The flaw in this reasoning is that it wrongly assumes that only parents with legal custody of their children have an interest in their children’s education and religious upbringing. Newdow has been enormously involved in his daughter’s schooling, regularly attending parent-teacher conferences and school events. His daughter spends a significant amount of time each week with him. The fact that the girl’s mother has legal custody should not keep Newdow from being able to object to his daughter’s being exposed to what he sees as religious indoctrination in violation of the 1st Amendment.

The Supreme Court purported to base its decision on California law concerning the rights of noncustodial parents. But no California case ever has held that a father lacked the authority to sue on behalf of his child. Indeed, California law is clear that both parents, custodial and noncustodial, have an equal say in the religious upbringing of their child.

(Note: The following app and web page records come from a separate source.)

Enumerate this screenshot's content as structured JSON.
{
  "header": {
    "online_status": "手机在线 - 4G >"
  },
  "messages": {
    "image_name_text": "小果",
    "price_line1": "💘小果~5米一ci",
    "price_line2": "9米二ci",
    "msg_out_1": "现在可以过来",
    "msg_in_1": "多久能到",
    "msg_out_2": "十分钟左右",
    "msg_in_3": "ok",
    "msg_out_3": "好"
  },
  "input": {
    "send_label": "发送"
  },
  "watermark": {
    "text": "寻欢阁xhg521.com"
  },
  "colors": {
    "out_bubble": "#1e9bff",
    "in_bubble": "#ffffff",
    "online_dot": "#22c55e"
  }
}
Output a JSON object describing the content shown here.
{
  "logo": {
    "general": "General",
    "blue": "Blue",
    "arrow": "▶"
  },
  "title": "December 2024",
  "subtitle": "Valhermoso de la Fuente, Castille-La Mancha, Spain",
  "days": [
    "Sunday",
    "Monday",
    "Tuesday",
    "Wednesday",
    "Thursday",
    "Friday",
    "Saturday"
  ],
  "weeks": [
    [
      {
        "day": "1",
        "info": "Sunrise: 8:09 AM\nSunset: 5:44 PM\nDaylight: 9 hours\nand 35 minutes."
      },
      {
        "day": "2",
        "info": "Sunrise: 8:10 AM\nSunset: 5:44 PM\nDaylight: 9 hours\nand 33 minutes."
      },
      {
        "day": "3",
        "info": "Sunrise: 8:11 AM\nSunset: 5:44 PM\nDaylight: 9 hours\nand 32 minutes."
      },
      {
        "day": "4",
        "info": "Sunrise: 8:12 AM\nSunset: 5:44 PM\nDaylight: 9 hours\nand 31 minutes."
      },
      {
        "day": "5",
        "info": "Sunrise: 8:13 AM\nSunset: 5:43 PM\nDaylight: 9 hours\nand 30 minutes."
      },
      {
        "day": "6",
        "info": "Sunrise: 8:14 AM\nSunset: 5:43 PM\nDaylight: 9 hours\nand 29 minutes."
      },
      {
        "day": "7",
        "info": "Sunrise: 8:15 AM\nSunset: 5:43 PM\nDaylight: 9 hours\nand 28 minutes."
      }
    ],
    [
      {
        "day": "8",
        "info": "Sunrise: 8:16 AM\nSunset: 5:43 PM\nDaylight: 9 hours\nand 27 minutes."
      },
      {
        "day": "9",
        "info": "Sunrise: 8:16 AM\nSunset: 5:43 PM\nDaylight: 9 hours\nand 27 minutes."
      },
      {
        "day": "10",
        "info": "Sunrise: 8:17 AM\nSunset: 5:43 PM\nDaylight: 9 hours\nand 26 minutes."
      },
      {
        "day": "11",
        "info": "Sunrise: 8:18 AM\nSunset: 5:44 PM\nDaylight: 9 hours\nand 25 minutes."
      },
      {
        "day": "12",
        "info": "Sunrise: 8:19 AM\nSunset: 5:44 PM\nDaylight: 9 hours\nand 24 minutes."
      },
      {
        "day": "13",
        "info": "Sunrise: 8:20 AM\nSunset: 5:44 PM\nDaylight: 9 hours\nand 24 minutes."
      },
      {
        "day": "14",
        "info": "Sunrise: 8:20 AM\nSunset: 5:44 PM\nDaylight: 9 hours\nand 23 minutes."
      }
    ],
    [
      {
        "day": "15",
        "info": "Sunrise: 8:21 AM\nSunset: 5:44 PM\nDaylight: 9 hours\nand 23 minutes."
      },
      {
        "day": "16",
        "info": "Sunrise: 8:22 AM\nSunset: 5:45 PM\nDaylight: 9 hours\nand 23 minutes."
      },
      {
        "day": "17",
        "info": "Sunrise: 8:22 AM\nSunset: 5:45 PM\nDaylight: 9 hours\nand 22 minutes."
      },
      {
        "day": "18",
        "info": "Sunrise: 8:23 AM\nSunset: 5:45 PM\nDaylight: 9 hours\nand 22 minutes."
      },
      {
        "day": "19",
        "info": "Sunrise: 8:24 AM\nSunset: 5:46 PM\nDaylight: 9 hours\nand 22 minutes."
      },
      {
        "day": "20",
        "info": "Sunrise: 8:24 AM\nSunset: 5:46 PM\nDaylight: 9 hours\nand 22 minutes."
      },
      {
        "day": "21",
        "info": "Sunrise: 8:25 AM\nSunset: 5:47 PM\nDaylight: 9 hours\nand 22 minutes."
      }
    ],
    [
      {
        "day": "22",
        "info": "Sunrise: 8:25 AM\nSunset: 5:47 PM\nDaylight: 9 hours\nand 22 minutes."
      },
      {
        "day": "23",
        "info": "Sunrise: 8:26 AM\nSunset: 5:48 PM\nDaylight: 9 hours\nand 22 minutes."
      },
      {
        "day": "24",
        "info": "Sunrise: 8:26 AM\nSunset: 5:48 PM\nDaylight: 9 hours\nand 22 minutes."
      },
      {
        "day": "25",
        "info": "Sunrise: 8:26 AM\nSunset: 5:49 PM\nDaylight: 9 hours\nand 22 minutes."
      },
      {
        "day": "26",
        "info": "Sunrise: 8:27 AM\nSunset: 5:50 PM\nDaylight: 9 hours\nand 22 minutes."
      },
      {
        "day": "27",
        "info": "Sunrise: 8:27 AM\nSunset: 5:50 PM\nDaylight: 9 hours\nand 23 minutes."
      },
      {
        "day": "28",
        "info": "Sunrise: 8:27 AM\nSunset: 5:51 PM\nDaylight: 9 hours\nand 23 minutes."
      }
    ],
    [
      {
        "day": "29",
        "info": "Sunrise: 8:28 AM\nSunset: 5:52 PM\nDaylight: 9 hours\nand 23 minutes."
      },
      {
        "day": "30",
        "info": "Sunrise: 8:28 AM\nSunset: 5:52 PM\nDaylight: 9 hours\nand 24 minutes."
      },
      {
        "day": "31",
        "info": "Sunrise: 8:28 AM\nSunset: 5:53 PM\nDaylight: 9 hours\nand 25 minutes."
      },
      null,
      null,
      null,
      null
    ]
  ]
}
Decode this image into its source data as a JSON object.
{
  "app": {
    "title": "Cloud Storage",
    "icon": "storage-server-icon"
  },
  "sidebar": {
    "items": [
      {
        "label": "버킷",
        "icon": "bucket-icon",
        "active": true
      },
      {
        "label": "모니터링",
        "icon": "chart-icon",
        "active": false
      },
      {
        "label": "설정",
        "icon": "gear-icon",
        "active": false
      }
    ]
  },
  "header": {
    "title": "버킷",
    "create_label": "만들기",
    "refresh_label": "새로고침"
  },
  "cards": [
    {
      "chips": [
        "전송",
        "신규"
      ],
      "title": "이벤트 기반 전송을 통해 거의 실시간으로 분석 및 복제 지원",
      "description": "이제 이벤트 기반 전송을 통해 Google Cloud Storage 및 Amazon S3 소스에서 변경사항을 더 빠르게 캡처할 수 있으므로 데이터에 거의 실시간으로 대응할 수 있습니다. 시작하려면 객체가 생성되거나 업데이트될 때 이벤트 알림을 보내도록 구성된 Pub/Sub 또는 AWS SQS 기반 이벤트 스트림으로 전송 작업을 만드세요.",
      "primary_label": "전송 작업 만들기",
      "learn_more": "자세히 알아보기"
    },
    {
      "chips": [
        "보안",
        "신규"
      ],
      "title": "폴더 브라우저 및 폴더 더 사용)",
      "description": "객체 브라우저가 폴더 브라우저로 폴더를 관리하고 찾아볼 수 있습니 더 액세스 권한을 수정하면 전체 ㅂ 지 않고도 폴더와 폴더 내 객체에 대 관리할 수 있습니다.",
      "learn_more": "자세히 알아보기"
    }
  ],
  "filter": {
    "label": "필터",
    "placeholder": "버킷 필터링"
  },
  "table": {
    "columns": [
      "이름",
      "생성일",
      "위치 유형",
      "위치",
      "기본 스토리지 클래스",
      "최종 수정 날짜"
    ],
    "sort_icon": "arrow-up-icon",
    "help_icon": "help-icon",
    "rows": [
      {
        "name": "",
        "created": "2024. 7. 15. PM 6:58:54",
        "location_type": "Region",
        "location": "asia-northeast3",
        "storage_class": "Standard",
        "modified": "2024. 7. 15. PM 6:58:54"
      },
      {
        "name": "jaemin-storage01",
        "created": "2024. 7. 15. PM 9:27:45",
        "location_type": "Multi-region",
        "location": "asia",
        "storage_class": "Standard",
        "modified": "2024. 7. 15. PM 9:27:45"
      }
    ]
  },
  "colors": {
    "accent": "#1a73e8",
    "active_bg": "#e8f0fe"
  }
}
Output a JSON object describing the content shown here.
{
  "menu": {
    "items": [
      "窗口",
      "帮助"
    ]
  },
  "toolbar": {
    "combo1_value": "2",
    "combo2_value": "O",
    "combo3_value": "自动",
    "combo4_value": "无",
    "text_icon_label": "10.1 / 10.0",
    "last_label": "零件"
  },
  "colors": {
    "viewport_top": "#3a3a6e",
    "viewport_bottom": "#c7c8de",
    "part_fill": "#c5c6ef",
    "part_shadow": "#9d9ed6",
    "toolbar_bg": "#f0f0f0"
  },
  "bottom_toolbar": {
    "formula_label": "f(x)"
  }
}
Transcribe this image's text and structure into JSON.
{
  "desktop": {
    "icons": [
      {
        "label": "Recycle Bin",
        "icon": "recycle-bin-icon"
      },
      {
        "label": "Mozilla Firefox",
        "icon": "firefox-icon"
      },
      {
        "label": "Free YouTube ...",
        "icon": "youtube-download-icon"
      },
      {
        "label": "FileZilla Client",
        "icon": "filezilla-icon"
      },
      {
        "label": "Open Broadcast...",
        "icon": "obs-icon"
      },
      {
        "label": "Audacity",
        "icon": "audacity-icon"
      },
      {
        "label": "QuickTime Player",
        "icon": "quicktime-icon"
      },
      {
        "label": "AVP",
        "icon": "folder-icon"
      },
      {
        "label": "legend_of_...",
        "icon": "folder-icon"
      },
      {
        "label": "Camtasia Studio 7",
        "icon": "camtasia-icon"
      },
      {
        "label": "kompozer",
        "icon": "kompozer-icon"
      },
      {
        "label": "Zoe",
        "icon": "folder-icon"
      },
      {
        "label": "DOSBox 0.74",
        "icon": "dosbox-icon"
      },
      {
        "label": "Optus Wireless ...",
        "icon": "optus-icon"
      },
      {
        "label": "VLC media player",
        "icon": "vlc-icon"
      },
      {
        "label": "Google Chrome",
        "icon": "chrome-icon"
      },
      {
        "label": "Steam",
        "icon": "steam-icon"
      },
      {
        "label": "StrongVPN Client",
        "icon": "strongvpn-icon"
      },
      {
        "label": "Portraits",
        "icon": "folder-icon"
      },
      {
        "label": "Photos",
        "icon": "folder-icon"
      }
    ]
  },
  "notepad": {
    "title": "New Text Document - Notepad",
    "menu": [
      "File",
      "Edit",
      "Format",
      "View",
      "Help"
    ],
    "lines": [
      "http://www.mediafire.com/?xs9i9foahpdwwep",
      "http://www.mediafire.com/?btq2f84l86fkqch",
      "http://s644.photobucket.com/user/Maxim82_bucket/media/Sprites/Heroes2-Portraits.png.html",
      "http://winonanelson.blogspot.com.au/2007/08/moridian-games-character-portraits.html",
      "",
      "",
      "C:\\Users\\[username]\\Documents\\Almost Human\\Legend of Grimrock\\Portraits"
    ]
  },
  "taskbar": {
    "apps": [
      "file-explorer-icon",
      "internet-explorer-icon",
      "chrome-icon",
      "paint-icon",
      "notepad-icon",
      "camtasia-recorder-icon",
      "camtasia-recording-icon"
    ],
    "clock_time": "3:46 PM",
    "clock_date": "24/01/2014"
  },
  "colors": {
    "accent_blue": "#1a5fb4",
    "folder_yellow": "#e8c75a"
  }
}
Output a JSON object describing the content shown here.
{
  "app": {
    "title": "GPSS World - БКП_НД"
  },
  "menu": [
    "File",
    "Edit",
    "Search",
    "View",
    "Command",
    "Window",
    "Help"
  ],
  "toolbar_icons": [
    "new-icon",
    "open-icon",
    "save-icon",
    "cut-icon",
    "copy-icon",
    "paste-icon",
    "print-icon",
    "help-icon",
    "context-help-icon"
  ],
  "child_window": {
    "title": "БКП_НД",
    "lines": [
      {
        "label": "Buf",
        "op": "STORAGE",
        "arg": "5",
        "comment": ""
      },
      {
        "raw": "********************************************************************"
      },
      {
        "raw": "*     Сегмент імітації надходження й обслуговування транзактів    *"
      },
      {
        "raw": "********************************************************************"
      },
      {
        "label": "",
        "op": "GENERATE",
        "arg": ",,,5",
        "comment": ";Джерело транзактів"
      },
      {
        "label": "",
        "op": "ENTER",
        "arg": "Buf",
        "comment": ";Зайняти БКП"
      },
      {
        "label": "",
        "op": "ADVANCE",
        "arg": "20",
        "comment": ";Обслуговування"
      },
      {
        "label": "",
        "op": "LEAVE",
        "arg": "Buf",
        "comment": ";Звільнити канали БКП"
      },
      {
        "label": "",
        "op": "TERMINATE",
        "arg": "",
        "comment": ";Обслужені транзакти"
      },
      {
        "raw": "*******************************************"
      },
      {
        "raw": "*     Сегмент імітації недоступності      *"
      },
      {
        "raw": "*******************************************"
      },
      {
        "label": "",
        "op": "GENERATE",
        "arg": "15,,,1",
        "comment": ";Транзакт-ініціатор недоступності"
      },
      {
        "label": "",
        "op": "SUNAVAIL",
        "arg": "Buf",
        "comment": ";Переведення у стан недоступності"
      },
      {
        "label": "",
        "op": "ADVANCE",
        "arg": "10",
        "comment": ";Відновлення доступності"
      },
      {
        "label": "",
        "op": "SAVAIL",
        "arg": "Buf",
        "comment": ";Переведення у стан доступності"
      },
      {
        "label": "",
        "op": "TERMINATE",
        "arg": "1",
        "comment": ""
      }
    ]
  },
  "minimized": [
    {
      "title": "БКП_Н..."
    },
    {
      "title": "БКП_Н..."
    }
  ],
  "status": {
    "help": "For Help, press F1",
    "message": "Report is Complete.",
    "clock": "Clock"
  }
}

Of course, the Supreme Court’s decision wasn’t really about the rights of custodial versus noncustodial parents at all; it was an effort to avoid a controversial issue. But the court, at most, has only bought itself time. Surely other parents in California and elsewhere who do have custody of their children will quickly bring suit, and the issue will again make its way to the Supreme Court.

In ducking the hard constitutional question, the Supreme Court failed to clarify an issue that affects children throughout the country. The role of the Supreme Court is to be our society’s arbiter of constitutional issues, even when the results are highly unpopular. The Constitution intentionally created federal judges with life tenure precisely so that they would have the courage to face the hard questions.

As a matter of 1st Amendment law, the Pledge of Allegiance case should be easy. For more than 40 years, the Supreme Court has held that government-sponsored religious activity is not allowed in public school classrooms. The words “under God” are inherently religious. If the Pledge of Allegiance said “One nation under Jesus” or “One nation under Allah,” every judge in the country would see that as unconstitutional.

“One nation under God” is just as offensive to an atheist.

This is not just “ceremonial,” in the way that the words “In God We Trust” are on American currency. No one feels pressure to say “In God We Trust” when they spend money. But every day, children feel pressure to say “under God” in public school classrooms across the country. Such government-sponsored religion is a clear violation of the establishment clause.


Of the nine justices, one recused himself and three made it clear in a concurring opinion that they believed “under God” in the pledge did pass constitutional muster. But the majority of five justices left the question open. That’s one ray of hope: Soon enough the issue will be back before them, and maybe next time they will have the courage to make the unpopular but legally correct ruling: “Under God” in the Pledge of Allegiance has no place in public schools.


Erwin Chemerinsky is a professor of law and political science at USC.